US, Morocco begin preparations for largest military exercise

US, Morocco begin preparations for largest military exercise in Africa
2 min read
30 October, 2021
A military exercise called the African Lion, led by the US, is scheduled to begin in 2022 and will include Morocco, Tunisia, and Senegal.
With Morocco, Tunisia, and Senegal participating in this exercise, the United States is preparing Africa's largest-ever military exercise (Getty Images)

Morocco will take part in the African Lion military exercise of 2022 - the largest military exercise in Africa - diplomatic sources have said. 

The the Royal Moroccan Southern Forces Zone headquarters in Agadir hosted a preparation meeting between US, Tunisia, Senegal and Ghana to discuss details, the US embassy in Morocco tweeted on Tuesday.
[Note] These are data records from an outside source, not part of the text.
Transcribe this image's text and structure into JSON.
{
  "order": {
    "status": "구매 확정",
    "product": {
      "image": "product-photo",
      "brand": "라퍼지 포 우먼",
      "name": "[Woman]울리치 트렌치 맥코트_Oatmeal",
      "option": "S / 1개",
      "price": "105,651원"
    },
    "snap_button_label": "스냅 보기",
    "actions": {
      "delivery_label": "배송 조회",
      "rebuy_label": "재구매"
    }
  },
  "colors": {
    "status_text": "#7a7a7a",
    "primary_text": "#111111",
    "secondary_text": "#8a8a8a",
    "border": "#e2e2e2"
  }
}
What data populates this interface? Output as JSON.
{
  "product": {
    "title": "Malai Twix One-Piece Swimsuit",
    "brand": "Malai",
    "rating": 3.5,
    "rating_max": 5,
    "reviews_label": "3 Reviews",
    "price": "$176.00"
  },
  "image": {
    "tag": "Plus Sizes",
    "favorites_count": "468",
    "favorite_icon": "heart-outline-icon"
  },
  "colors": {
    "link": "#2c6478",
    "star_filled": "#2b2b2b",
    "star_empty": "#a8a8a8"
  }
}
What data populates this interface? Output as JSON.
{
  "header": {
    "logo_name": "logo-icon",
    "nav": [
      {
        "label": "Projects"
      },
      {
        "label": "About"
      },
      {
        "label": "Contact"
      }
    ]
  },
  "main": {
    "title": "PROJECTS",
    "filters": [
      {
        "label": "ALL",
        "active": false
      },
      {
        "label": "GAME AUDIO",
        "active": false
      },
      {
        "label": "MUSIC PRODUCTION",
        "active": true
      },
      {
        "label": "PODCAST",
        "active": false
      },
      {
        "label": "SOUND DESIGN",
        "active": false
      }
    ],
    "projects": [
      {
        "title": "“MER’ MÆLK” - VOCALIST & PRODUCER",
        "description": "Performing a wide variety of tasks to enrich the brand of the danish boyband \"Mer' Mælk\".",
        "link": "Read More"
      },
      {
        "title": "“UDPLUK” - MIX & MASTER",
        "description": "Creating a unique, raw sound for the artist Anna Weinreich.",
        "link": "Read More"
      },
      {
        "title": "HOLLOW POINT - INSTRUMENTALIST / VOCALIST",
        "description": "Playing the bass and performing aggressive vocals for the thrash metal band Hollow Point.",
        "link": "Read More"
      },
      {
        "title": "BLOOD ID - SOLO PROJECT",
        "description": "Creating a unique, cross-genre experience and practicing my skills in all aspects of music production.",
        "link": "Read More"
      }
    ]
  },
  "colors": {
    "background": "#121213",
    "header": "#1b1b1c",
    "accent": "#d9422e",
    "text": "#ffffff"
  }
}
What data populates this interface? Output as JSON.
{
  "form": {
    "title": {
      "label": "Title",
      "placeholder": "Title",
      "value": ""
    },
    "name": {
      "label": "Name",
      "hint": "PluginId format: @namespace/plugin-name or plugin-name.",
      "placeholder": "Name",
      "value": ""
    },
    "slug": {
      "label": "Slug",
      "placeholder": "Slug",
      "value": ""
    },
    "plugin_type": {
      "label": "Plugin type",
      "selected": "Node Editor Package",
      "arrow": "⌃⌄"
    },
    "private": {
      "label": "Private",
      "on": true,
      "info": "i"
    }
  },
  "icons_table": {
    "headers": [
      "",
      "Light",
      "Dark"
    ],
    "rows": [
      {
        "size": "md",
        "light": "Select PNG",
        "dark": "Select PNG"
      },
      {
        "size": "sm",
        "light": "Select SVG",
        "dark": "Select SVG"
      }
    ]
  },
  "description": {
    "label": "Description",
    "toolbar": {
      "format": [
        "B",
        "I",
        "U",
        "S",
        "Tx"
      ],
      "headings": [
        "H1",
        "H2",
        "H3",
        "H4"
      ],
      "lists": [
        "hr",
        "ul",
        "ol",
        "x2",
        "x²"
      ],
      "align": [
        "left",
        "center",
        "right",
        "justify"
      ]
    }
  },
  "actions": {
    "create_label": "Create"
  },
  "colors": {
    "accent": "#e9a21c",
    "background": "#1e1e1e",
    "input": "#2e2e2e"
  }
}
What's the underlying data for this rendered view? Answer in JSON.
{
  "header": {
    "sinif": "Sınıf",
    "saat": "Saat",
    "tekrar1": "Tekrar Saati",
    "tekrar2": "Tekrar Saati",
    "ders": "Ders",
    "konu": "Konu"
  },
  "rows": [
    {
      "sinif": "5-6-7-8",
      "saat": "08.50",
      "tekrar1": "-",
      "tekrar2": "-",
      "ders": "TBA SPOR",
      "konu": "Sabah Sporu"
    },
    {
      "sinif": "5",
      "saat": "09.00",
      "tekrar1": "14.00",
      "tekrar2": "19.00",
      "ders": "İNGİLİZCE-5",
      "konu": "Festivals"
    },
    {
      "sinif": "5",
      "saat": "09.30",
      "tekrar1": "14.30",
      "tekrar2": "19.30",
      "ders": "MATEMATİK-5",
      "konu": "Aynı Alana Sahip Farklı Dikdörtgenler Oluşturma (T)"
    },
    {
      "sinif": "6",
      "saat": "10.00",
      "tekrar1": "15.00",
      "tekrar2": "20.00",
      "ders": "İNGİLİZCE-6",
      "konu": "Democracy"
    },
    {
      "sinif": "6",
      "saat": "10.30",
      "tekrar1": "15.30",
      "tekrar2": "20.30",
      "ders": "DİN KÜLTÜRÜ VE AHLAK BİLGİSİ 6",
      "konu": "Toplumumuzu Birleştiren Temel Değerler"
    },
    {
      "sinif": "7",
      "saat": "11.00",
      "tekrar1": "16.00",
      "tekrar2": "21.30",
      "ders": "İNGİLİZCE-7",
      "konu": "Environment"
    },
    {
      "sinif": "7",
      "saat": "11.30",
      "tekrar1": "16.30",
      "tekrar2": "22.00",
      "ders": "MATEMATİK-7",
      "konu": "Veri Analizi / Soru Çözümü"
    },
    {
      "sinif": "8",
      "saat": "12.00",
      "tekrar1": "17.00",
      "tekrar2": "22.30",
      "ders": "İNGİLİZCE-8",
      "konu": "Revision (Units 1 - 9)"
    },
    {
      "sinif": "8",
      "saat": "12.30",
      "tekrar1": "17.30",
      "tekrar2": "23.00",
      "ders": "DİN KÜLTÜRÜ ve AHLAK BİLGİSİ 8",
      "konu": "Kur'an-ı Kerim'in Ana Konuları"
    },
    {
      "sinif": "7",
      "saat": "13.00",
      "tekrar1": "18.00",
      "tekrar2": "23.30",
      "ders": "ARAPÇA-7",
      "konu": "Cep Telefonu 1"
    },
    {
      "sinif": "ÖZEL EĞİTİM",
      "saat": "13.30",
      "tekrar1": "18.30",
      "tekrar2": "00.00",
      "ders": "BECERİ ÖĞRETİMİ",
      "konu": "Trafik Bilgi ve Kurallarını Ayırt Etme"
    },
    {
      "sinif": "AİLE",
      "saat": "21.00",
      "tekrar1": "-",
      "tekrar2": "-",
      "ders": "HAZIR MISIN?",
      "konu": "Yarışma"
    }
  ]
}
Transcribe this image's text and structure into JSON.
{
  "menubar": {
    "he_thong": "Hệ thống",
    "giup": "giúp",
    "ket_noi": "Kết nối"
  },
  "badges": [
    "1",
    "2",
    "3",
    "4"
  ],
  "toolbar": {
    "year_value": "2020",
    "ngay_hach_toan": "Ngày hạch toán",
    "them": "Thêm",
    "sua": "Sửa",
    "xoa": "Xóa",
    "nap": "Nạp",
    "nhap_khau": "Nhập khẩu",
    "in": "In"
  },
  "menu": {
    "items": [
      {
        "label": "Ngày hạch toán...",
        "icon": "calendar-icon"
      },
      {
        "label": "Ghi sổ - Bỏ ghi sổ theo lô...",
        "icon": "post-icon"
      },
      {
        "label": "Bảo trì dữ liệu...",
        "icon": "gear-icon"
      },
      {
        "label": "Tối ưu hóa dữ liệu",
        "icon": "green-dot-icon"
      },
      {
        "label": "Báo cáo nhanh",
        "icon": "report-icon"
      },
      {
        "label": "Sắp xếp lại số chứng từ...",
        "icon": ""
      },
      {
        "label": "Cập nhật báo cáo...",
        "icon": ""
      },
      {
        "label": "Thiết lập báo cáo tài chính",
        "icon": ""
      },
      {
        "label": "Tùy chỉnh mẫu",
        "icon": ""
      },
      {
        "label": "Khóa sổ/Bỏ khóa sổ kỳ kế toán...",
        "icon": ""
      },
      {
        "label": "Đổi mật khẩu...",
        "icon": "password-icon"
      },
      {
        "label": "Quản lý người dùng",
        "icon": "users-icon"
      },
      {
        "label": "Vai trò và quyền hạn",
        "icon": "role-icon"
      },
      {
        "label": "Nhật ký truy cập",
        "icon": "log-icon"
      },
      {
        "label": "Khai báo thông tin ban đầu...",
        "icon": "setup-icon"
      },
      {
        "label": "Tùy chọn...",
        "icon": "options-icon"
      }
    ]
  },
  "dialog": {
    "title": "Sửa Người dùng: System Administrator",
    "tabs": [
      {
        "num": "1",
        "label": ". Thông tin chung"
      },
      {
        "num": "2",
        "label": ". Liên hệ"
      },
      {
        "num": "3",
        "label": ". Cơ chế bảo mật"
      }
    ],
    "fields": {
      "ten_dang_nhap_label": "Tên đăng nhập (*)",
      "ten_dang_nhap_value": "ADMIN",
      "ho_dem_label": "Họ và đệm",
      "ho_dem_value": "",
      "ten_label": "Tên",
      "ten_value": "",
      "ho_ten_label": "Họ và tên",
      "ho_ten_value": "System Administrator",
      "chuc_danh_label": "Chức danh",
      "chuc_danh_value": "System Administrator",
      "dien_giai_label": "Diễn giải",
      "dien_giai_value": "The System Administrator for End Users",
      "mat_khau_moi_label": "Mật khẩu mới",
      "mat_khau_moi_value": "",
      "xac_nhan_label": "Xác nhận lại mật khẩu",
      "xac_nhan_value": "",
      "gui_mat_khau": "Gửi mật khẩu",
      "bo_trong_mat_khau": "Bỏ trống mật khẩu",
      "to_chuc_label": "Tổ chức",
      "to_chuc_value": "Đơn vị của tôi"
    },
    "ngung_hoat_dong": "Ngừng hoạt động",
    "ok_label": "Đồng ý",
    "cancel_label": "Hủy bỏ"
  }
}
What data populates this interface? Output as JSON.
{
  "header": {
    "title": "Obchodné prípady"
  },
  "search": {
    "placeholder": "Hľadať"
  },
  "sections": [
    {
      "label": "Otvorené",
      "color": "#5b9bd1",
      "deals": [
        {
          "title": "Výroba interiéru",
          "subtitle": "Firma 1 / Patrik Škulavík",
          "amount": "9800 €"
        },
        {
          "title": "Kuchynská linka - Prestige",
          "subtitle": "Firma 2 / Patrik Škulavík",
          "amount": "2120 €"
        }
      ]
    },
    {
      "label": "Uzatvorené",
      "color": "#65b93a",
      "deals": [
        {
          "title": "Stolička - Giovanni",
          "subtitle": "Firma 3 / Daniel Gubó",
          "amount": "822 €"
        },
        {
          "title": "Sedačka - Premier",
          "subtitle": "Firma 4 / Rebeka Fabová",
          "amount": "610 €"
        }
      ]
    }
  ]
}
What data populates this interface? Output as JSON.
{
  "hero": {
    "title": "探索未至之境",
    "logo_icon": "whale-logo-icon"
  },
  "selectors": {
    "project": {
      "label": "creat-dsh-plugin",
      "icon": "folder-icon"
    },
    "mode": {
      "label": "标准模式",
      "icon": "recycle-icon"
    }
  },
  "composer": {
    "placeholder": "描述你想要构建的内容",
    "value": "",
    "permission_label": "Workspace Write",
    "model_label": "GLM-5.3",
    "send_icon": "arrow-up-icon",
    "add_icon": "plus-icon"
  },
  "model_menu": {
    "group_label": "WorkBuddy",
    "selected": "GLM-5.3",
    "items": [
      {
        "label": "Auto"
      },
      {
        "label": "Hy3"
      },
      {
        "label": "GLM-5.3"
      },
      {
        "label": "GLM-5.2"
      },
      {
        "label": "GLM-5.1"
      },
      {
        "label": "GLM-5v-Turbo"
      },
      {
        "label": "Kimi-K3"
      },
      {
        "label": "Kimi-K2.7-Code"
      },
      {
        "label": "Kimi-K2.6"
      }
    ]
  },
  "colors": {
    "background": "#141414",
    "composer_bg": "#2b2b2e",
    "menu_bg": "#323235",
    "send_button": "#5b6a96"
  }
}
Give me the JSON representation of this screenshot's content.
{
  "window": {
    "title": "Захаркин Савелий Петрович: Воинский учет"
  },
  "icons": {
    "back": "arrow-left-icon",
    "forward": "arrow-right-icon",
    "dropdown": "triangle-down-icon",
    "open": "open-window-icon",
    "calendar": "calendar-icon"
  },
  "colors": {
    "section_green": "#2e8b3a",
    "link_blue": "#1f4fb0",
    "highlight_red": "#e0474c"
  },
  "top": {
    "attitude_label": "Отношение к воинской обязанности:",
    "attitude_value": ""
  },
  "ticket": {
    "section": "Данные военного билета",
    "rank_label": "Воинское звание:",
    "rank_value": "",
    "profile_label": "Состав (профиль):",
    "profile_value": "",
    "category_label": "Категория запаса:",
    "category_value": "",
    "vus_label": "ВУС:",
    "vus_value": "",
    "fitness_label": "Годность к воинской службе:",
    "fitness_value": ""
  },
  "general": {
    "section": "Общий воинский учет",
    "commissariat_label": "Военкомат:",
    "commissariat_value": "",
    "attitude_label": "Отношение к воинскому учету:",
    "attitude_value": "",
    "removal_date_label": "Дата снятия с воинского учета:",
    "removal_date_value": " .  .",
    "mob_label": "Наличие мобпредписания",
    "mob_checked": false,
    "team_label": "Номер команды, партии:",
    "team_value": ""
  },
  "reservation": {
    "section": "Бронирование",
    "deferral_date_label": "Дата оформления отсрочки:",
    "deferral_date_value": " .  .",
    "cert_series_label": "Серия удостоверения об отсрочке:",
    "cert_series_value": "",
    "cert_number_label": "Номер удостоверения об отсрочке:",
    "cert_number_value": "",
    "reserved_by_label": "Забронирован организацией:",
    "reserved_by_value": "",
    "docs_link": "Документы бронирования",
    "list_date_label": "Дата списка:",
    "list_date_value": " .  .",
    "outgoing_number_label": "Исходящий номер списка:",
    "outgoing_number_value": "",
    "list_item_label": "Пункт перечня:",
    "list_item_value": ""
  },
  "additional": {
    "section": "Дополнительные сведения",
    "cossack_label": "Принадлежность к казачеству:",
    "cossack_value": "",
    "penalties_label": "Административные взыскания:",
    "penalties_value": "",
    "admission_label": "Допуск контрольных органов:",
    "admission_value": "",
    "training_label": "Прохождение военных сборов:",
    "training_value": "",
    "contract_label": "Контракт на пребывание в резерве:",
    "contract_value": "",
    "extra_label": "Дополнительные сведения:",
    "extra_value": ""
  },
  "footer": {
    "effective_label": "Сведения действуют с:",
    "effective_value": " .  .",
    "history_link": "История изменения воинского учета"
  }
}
"Get ready for African Lion 2022! Planning for the return of the largest military exercise in Africa is getting started this week in Agadir, with military personnel from Morocco, the US, Tunisia, Senegal and Ghana gathering at the FAR’s southern zone headquarters," the tweet said.

Established in 2002 between the United States Marine Corps and the Royal Moroccan Armed Forces, African Lion has developed a long history of enhancing interoperability, strengthening relationships and improving readiness between US, Moroccan and other participants.

The 2021 African Lion exercises took place in June in Agadir and Kenitra, two Moroccan cities with large military bases. Some drills were also held in Senegal and Tunisia.  

The 2021 event hosted more than 7,000 participants from nine nations and NATO, including UK, Brazil, Canada, Tunisia, Senegal, the Netherlands, Italy, as well as nearly thirty military observers from countries representing Africa, Europe and US, according to a statement by the General Staff of the Royal Armed Forces (FAR).

The activities included humanitarian civic assistance, air refuelling operations, naval tactics and developing cyber defence skills.

"This exercise is all about readiness. Readiness of our partners, and readiness of our forces. It brings together various ideas, experiences, and capabilities–ultimately making us stronger partners and a more capable multi-national force," said US Africa Command commander, US Army Gen. Stephen Townsend in a statement published by the US embassy in Rabat.